The Fair Credit Reporting Act makes it possible for credit companies to release your credit information to your potential employers. They would do this as a part of your background check. Employers must get your written permission before pulling your credit report, but if you decline, the Federal Trade Commission gives the employer the right to turn down your application immediately.
When you sign up for water, electricity, or gas, there is a chance you will be asked to submit a credit check. This is because you pay your utility bill after having already used those utilities, which means the utility company is essentially giving you a short-term loan. You have to pay for the water, electricity, or gas you used last month by a certain date, so if your credit score is lower, then the utility company might decide to charge you a deposit beforehand.
Oftentimes, when you are looking for an apartment, the landlord will ask for your credit information. They do this to see how likely you would be to pay your rent on time based on your past financial behavior. Depending on how low your score is, you could be asked to pay a higher amount for your security deposit or even get rejected by the landlord altogether.
Credit Card Companies
Credit card companies will probably check your credit when you apply for a card, but the Consumer Financial Protection Bureau says that they can also look at your credit at any time once you are their official customer. These creditors will do this in order to prescreen you and decide whether they should offer a new card to you or not. This is legal under the federal law: The Fair Credit Reporting Act, but you do have the option to refuse this prescreening.
According to the Consumer Financial Protection Bureau, The Fair Credit Reporting Act makes it possible for credit reporting companies to release your credit information if it is to offer insurance coverage or set a premium charge for insurance. Just like the credit card companies, insurance companies will also use your credit to offer you insurance deals through prescreening. You can decline this prescreening process for the insurance companies as well.
If you are looking for television, internet, or phone service, then your credit will most likely be pulled by those providers. This is just for those providers to check and assess the likelihood of you paying your bill for their service.
Nursing Homes and Assisted Living Facilities
Nursing homes and assisted living facilities operate like apartment building when it comes to your credit score. They will often check your credit to make sure you are financially responsible enough to live in their facility, especially considering that it can be expensive to live in a nursing home or assisted living facility.
Government Agencies and Courts

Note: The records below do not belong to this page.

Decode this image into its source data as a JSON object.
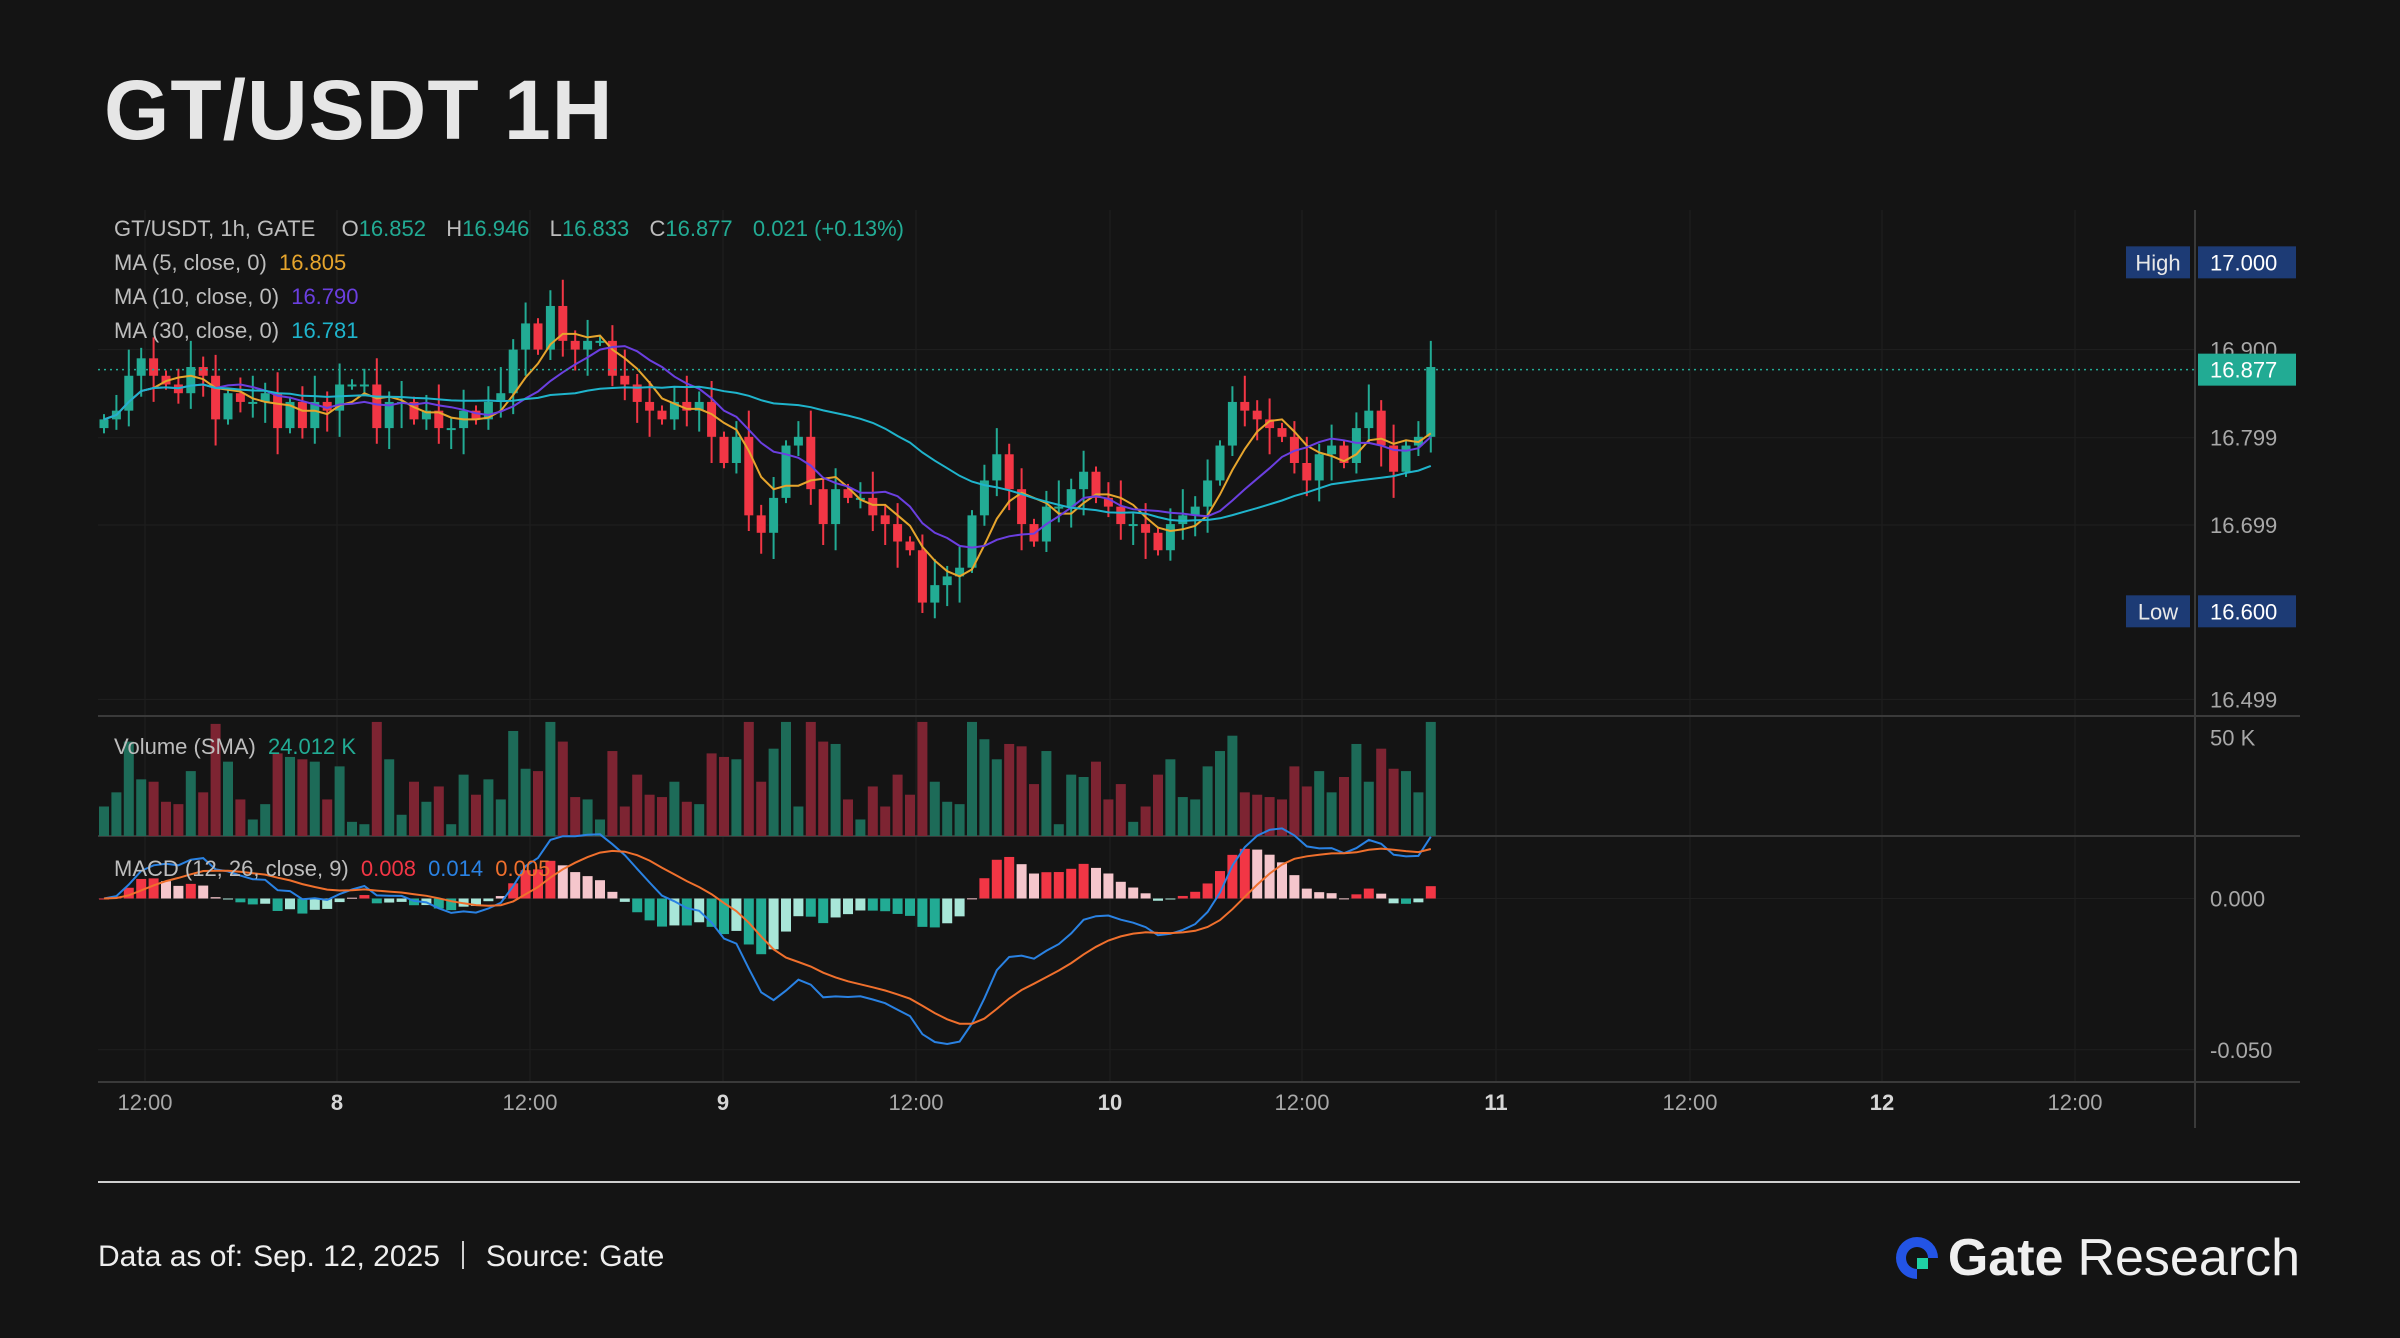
{
  "title": "GT/USDT 1H",
  "legend": {
    "symbol": "GT/USDT, 1h, GATE",
    "o_label": "O",
    "o": "16.852",
    "h_label": "H",
    "h": "16.946",
    "l_label": "L",
    "l": "16.833",
    "c_label": "C",
    "c": "16.877",
    "change": "0.021 (+0.13%)",
    "ma5_label": "MA (5, close, 0)",
    "ma5_value": "16.805",
    "ma10_label": "MA (10, close, 0)",
    "ma10_value": "16.790",
    "ma30_label": "MA (30, close, 0)",
    "ma30_value": "16.781",
    "volume_label": "Volume (SMA)",
    "volume_value": "24.012 K",
    "macd_label": "MACD (12, 26, close, 9)",
    "macd_hist": "0.008",
    "macd_line": "0.014",
    "macd_signal": "0.005"
  },
  "footer": {
    "data_as_of_label": "Data as of:",
    "data_as_of_value": "Sep. 12, 2025",
    "source_label": "Source:",
    "source_value": "Gate",
    "brand_gate": "Gate",
    "brand_research": "Research"
  },
  "colors": {
    "up": "#22ab94",
    "down": "#f23645",
    "ma5": "#e6a52d",
    "ma10": "#6b3fe0",
    "ma30": "#1fb4cc",
    "macd": "#2a82e3",
    "signal": "#f0702d",
    "background": "#141414"
  },
  "chart_data": {
    "type": "candlestick",
    "price_axis": {
      "ticks": [
        "16.900",
        "16.799",
        "16.699",
        "16.499"
      ],
      "range": [
        16.48,
        17.06
      ]
    },
    "markers": [
      {
        "label": "High",
        "value": "17.000"
      },
      {
        "label": "Low",
        "value": "16.600"
      },
      {
        "label": "",
        "value": "16.877"
      }
    ],
    "x_ticks": [
      "12:00",
      "8",
      "12:00",
      "9",
      "12:00",
      "10",
      "12:00",
      "11",
      "12:00",
      "12",
      "12:00"
    ],
    "volume_axis": {
      "ticks": [
        "50 K"
      ]
    },
    "macd_axis": {
      "ticks": [
        "0.000",
        "-0.050"
      ],
      "range": [
        -0.06,
        0.02
      ]
    },
    "candle_count": 108,
    "closes": [
      16.82,
      16.83,
      16.87,
      16.89,
      16.87,
      16.86,
      16.85,
      16.88,
      16.87,
      16.82,
      16.85,
      16.84,
      16.84,
      16.85,
      16.81,
      16.84,
      16.81,
      16.84,
      16.83,
      16.86,
      16.86,
      16.86,
      16.81,
      16.84,
      16.84,
      16.82,
      16.83,
      16.81,
      16.81,
      16.83,
      16.82,
      16.84,
      16.85,
      16.9,
      16.93,
      16.9,
      16.95,
      16.91,
      16.9,
      16.91,
      16.91,
      16.87,
      16.86,
      16.84,
      16.83,
      16.82,
      16.84,
      16.83,
      16.84,
      16.8,
      16.77,
      16.8,
      16.71,
      16.69,
      16.73,
      16.79,
      16.8,
      16.74,
      16.7,
      16.74,
      16.73,
      16.73,
      16.71,
      16.7,
      16.68,
      16.67,
      16.61,
      16.63,
      16.64,
      16.65,
      16.71,
      16.75,
      16.78,
      16.74,
      16.7,
      16.68,
      16.72,
      16.72,
      16.74,
      16.76,
      16.73,
      16.72,
      16.7,
      16.7,
      16.69,
      16.67,
      16.7,
      16.71,
      16.72,
      16.75,
      16.79,
      16.84,
      16.83,
      16.82,
      16.81,
      16.8,
      16.77,
      16.75,
      16.78,
      16.79,
      16.77,
      16.81,
      16.83,
      16.79,
      16.76,
      16.79,
      16.8,
      16.88
    ],
    "volume_sma": 24012,
    "macd_last": {
      "histogram": 0.008,
      "macd": 0.014,
      "signal": 0.005
    }
  }
}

The Fair Credit Reporting Act allows credit reporting agencies to release your credit information for three reasons. The first is in response to a court order, the second is in response to a subpoena, and the third is for child support and enforcement purposes. The government also has the right to check your credit if you apply for government assistance in order to see if you actually qualify for it or not.